▸ What this task involves: For each line of the listing that contains "breach", make a copy and return it.

▸ Records:
+++++
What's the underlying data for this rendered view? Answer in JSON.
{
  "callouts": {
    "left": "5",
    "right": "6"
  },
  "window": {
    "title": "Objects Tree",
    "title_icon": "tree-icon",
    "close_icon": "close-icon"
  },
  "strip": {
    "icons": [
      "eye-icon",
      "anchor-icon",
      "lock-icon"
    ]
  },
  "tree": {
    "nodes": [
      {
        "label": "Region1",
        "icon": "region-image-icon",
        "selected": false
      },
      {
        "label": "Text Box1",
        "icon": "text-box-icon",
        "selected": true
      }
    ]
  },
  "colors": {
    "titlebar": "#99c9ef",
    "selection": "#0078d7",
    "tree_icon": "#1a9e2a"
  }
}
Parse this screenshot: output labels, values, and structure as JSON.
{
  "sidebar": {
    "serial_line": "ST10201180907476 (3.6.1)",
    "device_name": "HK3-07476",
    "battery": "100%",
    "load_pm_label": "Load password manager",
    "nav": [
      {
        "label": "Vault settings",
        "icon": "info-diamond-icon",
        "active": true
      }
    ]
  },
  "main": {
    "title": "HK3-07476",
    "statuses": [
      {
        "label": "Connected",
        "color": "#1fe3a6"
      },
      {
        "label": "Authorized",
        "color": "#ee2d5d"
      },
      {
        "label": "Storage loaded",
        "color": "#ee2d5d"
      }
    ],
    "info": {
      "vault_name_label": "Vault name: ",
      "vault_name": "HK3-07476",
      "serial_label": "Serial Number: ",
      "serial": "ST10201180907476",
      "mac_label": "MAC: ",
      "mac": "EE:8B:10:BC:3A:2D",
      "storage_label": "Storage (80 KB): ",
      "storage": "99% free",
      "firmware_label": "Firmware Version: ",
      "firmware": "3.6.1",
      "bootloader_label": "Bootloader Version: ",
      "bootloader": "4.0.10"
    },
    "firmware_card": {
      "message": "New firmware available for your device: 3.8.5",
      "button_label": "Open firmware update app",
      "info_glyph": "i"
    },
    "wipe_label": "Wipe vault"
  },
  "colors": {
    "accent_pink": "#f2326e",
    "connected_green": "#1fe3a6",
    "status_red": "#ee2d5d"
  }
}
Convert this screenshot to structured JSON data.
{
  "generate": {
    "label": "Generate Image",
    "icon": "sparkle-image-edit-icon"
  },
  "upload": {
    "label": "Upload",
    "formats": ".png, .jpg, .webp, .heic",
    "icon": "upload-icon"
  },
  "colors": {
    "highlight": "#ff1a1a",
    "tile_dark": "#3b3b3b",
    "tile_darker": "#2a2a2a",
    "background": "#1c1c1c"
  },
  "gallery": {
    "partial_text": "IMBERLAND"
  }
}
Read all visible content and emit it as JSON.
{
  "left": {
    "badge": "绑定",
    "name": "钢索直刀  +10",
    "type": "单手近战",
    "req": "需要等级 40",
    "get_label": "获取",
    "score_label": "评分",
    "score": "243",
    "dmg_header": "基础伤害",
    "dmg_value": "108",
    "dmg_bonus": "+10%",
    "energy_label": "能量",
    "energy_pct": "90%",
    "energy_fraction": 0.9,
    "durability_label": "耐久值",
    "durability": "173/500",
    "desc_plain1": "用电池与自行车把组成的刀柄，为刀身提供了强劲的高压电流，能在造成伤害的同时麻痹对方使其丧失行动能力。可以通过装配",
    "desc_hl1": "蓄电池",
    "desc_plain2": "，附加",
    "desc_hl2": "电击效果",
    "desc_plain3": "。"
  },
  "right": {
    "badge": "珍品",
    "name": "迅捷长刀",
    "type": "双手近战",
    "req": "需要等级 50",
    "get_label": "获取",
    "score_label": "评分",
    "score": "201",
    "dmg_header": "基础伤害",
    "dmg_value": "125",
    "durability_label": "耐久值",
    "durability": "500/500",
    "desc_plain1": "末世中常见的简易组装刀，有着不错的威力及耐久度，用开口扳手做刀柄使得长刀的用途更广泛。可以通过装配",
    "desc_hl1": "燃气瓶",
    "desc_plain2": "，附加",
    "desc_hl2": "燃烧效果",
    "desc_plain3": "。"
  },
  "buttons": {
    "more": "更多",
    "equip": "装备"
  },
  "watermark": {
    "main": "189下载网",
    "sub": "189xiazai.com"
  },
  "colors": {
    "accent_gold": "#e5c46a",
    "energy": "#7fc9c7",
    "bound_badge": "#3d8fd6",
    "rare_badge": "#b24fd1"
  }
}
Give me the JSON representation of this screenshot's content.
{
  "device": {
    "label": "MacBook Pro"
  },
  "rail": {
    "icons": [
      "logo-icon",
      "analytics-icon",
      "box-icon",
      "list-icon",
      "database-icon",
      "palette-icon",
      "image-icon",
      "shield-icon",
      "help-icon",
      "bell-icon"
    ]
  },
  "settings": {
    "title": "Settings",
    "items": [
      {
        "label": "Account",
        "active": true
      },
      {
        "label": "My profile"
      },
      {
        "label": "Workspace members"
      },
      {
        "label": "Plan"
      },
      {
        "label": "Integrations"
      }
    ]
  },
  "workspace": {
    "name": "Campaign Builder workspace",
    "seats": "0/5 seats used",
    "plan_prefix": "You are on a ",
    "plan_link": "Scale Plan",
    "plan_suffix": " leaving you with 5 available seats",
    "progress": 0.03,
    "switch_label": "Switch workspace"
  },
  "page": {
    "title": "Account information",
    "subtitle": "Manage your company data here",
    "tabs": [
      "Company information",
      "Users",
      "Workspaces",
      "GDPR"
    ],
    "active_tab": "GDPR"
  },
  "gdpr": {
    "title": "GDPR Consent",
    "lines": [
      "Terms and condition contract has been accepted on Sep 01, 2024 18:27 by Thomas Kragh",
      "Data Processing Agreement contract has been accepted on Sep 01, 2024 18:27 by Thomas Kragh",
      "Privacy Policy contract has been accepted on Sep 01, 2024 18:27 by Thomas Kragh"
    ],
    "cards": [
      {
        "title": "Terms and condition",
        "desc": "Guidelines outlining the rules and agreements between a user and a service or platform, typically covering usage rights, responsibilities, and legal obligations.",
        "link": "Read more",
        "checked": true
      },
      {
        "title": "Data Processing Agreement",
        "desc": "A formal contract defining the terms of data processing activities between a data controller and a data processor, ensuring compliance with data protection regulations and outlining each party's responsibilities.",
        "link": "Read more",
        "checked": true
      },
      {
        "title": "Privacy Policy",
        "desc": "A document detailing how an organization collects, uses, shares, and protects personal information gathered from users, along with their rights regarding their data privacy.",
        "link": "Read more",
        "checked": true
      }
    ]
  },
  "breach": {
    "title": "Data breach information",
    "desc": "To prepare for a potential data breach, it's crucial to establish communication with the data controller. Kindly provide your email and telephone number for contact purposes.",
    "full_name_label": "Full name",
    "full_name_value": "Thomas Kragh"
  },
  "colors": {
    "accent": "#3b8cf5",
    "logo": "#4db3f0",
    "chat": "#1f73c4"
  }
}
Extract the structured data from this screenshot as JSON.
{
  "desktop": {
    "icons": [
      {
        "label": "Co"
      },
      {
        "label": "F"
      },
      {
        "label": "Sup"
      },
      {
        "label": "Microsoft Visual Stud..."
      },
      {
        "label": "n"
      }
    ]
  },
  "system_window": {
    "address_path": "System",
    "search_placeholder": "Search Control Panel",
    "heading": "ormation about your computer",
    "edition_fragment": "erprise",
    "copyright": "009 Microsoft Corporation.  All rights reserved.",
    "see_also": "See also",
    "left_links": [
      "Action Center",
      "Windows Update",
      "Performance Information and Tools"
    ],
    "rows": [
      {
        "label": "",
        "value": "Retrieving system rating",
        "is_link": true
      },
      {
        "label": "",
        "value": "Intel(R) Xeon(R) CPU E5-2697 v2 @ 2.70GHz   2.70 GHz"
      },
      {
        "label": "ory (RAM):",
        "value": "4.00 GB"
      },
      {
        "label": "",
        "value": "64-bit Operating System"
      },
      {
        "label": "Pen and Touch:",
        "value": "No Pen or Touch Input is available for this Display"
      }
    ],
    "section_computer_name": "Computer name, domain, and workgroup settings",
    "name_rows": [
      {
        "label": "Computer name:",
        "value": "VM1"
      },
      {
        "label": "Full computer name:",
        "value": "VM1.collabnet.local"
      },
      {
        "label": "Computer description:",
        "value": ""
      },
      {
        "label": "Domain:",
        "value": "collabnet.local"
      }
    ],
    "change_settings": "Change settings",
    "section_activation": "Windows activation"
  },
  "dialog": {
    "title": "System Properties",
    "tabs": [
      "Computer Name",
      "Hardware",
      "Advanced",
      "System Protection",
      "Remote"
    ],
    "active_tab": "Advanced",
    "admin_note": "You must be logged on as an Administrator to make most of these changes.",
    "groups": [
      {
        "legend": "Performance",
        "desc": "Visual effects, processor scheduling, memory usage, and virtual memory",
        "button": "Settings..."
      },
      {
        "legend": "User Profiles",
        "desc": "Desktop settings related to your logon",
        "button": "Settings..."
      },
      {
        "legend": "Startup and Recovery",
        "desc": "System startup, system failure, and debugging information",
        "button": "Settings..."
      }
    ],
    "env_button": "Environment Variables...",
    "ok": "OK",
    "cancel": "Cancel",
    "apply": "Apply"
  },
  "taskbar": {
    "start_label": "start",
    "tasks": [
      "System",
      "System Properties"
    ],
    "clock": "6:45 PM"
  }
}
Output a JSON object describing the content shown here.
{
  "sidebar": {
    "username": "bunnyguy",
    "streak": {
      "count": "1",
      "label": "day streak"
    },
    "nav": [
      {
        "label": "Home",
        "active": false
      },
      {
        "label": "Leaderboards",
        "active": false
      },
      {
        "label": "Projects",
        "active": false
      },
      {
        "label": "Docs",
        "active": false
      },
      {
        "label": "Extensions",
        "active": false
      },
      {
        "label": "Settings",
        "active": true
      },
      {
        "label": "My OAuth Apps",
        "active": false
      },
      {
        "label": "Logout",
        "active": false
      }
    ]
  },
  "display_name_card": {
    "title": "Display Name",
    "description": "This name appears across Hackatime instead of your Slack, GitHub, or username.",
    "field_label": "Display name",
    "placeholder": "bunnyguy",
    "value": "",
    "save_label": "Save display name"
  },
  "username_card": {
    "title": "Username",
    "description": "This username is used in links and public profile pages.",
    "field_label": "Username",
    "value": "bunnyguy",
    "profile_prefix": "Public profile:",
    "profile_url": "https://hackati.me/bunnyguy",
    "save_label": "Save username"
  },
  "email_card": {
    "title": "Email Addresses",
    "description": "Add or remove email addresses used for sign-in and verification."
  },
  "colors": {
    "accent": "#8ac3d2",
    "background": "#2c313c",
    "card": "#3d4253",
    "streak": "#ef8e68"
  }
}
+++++
▸ Expected answer:
  "breach": {
    "title": "Data breach information",
    "desc": "To prepare for a potential data breach, it's crucial to establish communication with the data controller. Kindly provide your email and telephone number for contact purposes.",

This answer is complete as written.